1. School resource officers are law enforcement officers who are responsible for providing security and crime prevention services in schools.
2. When parties wish to appeal an ALJ's initial decision in a discrimination case, they file a designation of the record and transcript with the CCRC. They may then appeal that decision directly to the Colorado Court of Appeals. Colo.Rev.Stat. § 24–4–106(11); id. § 24–34–307(2).
3. The Estate confuses Sanchez's own credibility determination with the district court's finding that this determination was not a pretext for his actions. In its opening brief, the Estate declares that “[t]he court made a credibility determination that it believed Sanchez and accepts his proffered reason for firing Bassatt.” Appellant's Br. at 48. But it is mistaken. In the next sentence, it states: “The court wrote that ‘Principal Sanchez made a credibility determination as to Iams' statements and concluded that any doubt should be resolved against Bassatt.’ “ Id. This latter sentence shows that the district court did not make a credibility determination. Based on the evidence, it rightly concluded that the Estate did not raise a genuine issue of material fact as to pretext.
4. We note, however, that Dean Trujillo identified the man walking to the Ford Focus as Bassatt in the surveillance video, and that the man was wearing a dark polo shirt in that video.
5. See infra note 6 and accompanying text. In addition, Sanchez knew that Muller also believed that Bassatt had engaged in the wrongdoing. Damian also believed that Bassatt had committed the misconduct.

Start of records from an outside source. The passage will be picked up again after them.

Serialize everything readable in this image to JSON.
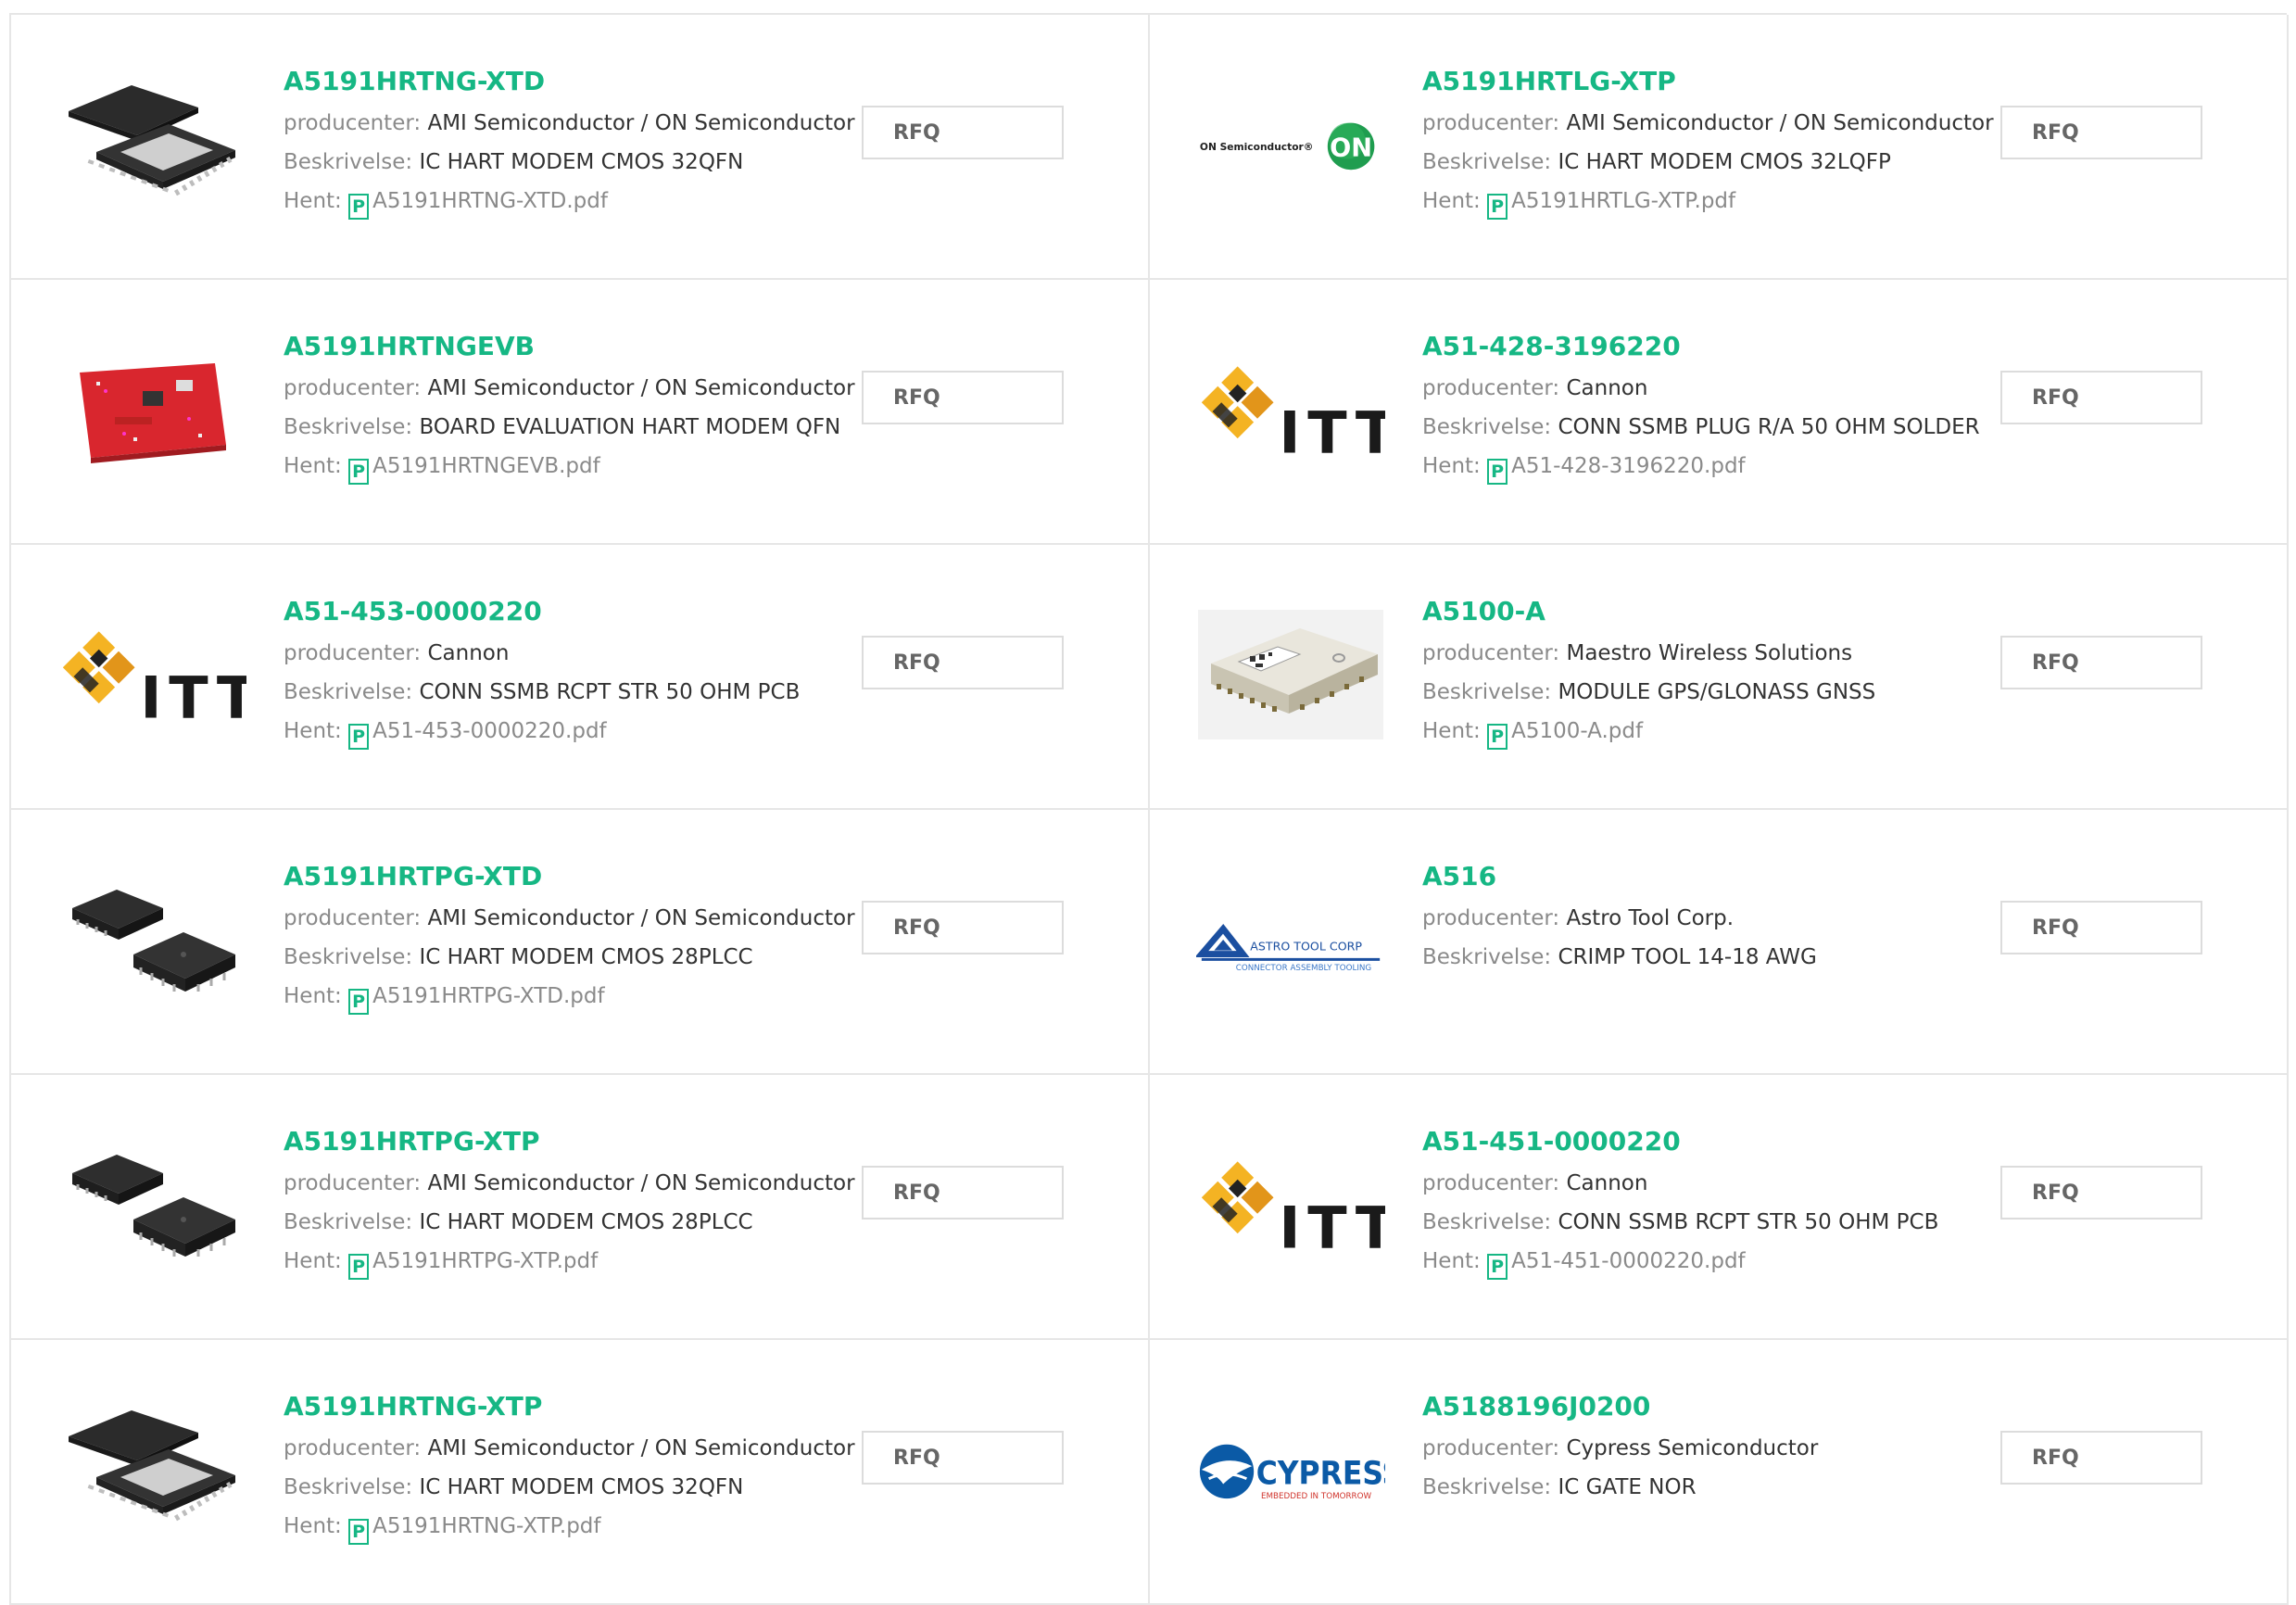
{
  "labels": {
    "manufacturer": "producenter:",
    "description": "Beskrivelse:",
    "download": "Hent:",
    "rfq": "RFQ",
    "pdf_glyph": "P"
  },
  "colors": {
    "accent": "#16b784",
    "border": "#e6e6e6"
  },
  "products": [
    {
      "part": "A5191HRTNG-XTD",
      "manufacturer": "AMI Semiconductor / ON Semiconductor",
      "description": "IC HART MODEM CMOS 32QFN",
      "file": "A5191HRTNG-XTD.pdf",
      "image": "qfn-chip"
    },
    {
      "part": "A5191HRTLG-XTP",
      "manufacturer": "AMI Semiconductor / ON Semiconductor",
      "description": "IC HART MODEM CMOS 32LQFP",
      "file": "A5191HRTLG-XTP.pdf",
      "image": "on-semiconductor-logo",
      "logo_text": "ON Semiconductor®",
      "logo_mark": "ON"
    },
    {
      "part": "A5191HRTNGEVB",
      "manufacturer": "AMI Semiconductor / ON Semiconductor",
      "description": "BOARD EVALUATION HART MODEM QFN",
      "file": "A5191HRTNGEVB.pdf",
      "image": "red-eval-board"
    },
    {
      "part": "A51-428-3196220",
      "manufacturer": "Cannon",
      "description": "CONN SSMB PLUG R/A 50 OHM SOLDER",
      "file": "A51-428-3196220.pdf",
      "image": "itt-logo",
      "logo_text": "ITT"
    },
    {
      "part": "A51-453-0000220",
      "manufacturer": "Cannon",
      "description": "CONN SSMB RCPT STR 50 OHM PCB",
      "file": "A51-453-0000220.pdf",
      "image": "itt-logo",
      "logo_text": "ITT"
    },
    {
      "part": "A5100-A",
      "manufacturer": "Maestro Wireless Solutions",
      "description": "MODULE GPS/GLONASS GNSS",
      "file": "A5100-A.pdf",
      "image": "gps-module"
    },
    {
      "part": "A5191HRTPG-XTD",
      "manufacturer": "AMI Semiconductor / ON Semiconductor",
      "description": "IC HART MODEM CMOS 28PLCC",
      "file": "A5191HRTPG-XTD.pdf",
      "image": "plcc-chips"
    },
    {
      "part": "A516",
      "manufacturer": "Astro Tool Corp.",
      "description": "CRIMP TOOL 14-18 AWG",
      "file": null,
      "image": "astro-tool-logo",
      "logo_text": "ASTRO TOOL CORP",
      "logo_subtext": "CONNECTOR ASSEMBLY TOOLING"
    },
    {
      "part": "A5191HRTPG-XTP",
      "manufacturer": "AMI Semiconductor / ON Semiconductor",
      "description": "IC HART MODEM CMOS 28PLCC",
      "file": "A5191HRTPG-XTP.pdf",
      "image": "plcc-chips"
    },
    {
      "part": "A51-451-0000220",
      "manufacturer": "Cannon",
      "description": "CONN SSMB RCPT STR 50 OHM PCB",
      "file": "A51-451-0000220.pdf",
      "image": "itt-logo",
      "logo_text": "ITT"
    },
    {
      "part": "A5191HRTNG-XTP",
      "manufacturer": "AMI Semiconductor / ON Semiconductor",
      "description": "IC HART MODEM CMOS 32QFN",
      "file": "A5191HRTNG-XTP.pdf",
      "image": "qfn-chip"
    },
    {
      "part": "A5188196J0200",
      "manufacturer": "Cypress Semiconductor",
      "description": "IC GATE NOR",
      "file": null,
      "image": "cypress-logo",
      "logo_text": "CYPRESS",
      "logo_subtext": "EMBEDDED IN TOMORROW"
    }
  ]
}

6. During his hearing before the ALJ, Bassatt said:And Mr. Muller kept asking me, well, why would she be making those allegations if it's not true? And that's when I told Mr. Muller, You know what, you're very discriminating against me because you already have your mind made up that I did it based on your conversation and what you're saying, all right. That just because I'm a Hispanic male, you already believe that I did it? That's discrimination against me.So Mr. Sanchez turned around and told me, Carlos, that is not helping, so don't do that. That's when I said, Sir, but it's the truth, okay. He presented himself the whole time as I was—you know, as I did it.J.A. vol. II at 617. Bassatt's lawyer told the court that during the meeting between Bassatt and Sanchez, Bassatt said to Sanchez, “Look, you're taking the word of this woman over mine without doing an investigation.” J.A. vol. IV at 1760.

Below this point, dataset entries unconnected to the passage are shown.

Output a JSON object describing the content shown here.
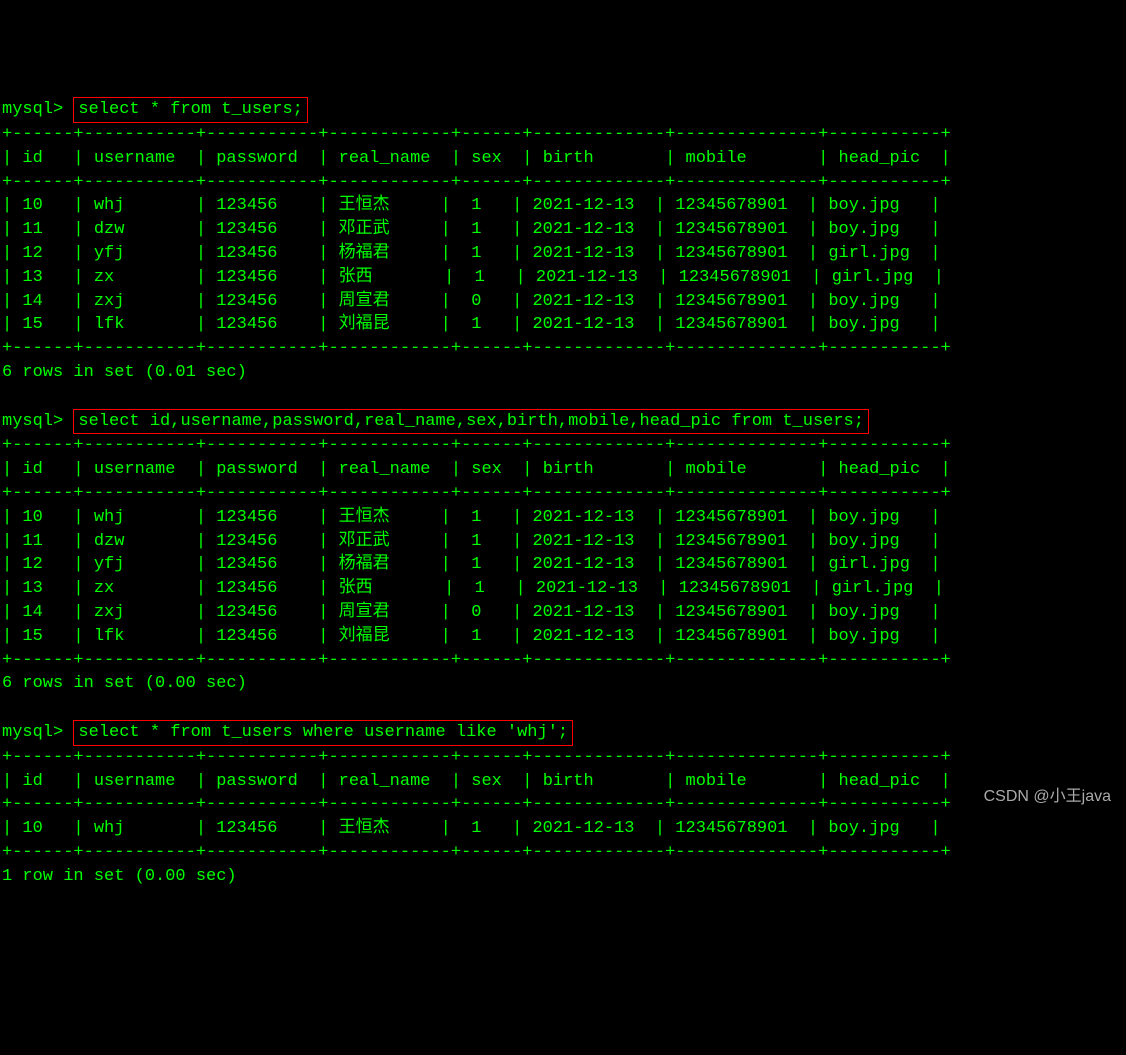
{
  "prompt": "mysql>",
  "queries": [
    {
      "command": "select * from t_users;",
      "result_msg": "6 rows in set (0.01 sec)"
    },
    {
      "command": "select id,username,password,real_name,sex,birth,mobile,head_pic from t_users;",
      "result_msg": "6 rows in set (0.00 sec)"
    },
    {
      "command": "select * from t_users where username like 'whj';",
      "result_msg": "1 row in set (0.00 sec)"
    }
  ],
  "headers": [
    "id",
    "username",
    "password",
    "real_name",
    "sex",
    "birth",
    "mobile",
    "head_pic"
  ],
  "border": "+------+-----------+-----------+------------+------+-------------+--------------+-----------+",
  "header_row": "| id   | username  | password  | real_name  | sex  | birth       | mobile       | head_pic  |",
  "rows_full": [
    "| 10   | whj       | 123456    | 王恒杰     |  1   | 2021-12-13  | 12345678901  | boy.jpg   |",
    "| 11   | dzw       | 123456    | 邓正武     |  1   | 2021-12-13  | 12345678901  | boy.jpg   |",
    "| 12   | yfj       | 123456    | 杨福君     |  1   | 2021-12-13  | 12345678901  | girl.jpg  |",
    "| 13   | zx        | 123456    | 张西       |  1   | 2021-12-13  | 12345678901  | girl.jpg  |",
    "| 14   | zxj       | 123456    | 周宣君     |  0   | 2021-12-13  | 12345678901  | boy.jpg   |",
    "| 15   | lfk       | 123456    | 刘福昆     |  1   | 2021-12-13  | 12345678901  | boy.jpg   |"
  ],
  "rows_single": [
    "| 10   | whj       | 123456    | 王恒杰     |  1   | 2021-12-13  | 12345678901  | boy.jpg   |"
  ],
  "data_records": [
    {
      "id": 10,
      "username": "whj",
      "password": "123456",
      "real_name": "王恒杰",
      "sex": 1,
      "birth": "2021-12-13",
      "mobile": "12345678901",
      "head_pic": "boy.jpg"
    },
    {
      "id": 11,
      "username": "dzw",
      "password": "123456",
      "real_name": "邓正武",
      "sex": 1,
      "birth": "2021-12-13",
      "mobile": "12345678901",
      "head_pic": "boy.jpg"
    },
    {
      "id": 12,
      "username": "yfj",
      "password": "123456",
      "real_name": "杨福君",
      "sex": 1,
      "birth": "2021-12-13",
      "mobile": "12345678901",
      "head_pic": "girl.jpg"
    },
    {
      "id": 13,
      "username": "zx",
      "password": "123456",
      "real_name": "张西",
      "sex": 1,
      "birth": "2021-12-13",
      "mobile": "12345678901",
      "head_pic": "girl.jpg"
    },
    {
      "id": 14,
      "username": "zxj",
      "password": "123456",
      "real_name": "周宣君",
      "sex": 0,
      "birth": "2021-12-13",
      "mobile": "12345678901",
      "head_pic": "boy.jpg"
    },
    {
      "id": 15,
      "username": "lfk",
      "password": "123456",
      "real_name": "刘福昆",
      "sex": 1,
      "birth": "2021-12-13",
      "mobile": "12345678901",
      "head_pic": "boy.jpg"
    }
  ],
  "watermark": "CSDN @小王java"
}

7. Although the Estate discussed § 1983 in its argument heading and legal standard, it never actually briefed the issue so we do not discuss the merits.

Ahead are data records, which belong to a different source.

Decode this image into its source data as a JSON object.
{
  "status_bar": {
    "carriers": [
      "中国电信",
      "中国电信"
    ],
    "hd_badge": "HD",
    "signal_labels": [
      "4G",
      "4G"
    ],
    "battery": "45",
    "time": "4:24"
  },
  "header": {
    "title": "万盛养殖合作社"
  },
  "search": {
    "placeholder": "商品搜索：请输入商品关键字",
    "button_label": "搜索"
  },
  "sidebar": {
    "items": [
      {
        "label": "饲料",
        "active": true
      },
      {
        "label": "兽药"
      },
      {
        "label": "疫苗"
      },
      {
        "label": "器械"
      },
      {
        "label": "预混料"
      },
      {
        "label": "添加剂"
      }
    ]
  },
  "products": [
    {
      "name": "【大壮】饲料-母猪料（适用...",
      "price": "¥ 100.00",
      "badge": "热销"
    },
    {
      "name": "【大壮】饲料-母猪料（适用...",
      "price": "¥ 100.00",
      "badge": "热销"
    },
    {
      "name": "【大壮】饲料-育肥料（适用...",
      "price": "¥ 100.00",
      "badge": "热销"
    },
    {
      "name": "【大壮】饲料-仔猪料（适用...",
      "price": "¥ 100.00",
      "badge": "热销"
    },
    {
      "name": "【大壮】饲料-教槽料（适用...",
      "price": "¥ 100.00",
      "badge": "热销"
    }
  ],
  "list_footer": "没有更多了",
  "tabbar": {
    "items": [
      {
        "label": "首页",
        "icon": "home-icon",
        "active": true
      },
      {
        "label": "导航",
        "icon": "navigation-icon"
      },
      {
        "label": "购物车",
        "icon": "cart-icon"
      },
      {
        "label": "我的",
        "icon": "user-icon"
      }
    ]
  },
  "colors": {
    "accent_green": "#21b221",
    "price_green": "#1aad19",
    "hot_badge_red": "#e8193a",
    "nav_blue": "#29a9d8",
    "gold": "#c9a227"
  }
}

8. We also reject the Estate's contention that Bassatt's student teaching placement constituted an at-will position for the purposes of bringing a cause of action under § 1981. While this court recognizes that an at-will employee without an employment contract is not precluded from bringing a cause of action under § 1981, we conclude that Bassatt's student teaching placement would not qualify as an at-will position. In Perry v. Woodward, 199 F.3d 1126, 1133 (10th Cir.1999), we held that a contractual relationship existed when the plaintiff rendered her services in exchange for her employer's payment of wages. Here, in comparison, Bassatt is not simply providing his teaching services in exchange for payment by the District; his primary purpose for teaching is to gain teaching experience and satisfy the practical hours requirement for his master's program. Therefore, we see no contractual relationship for the purpose of § 1981.
9. Because we hold that the Estate fails to show pretext in its Title VII retaliation claim and its §§ 1981 and 1983 claims, we need not reach its final argument that non-economic damages survive Bassatt's death.
PHILLIPS, Circuit Judge.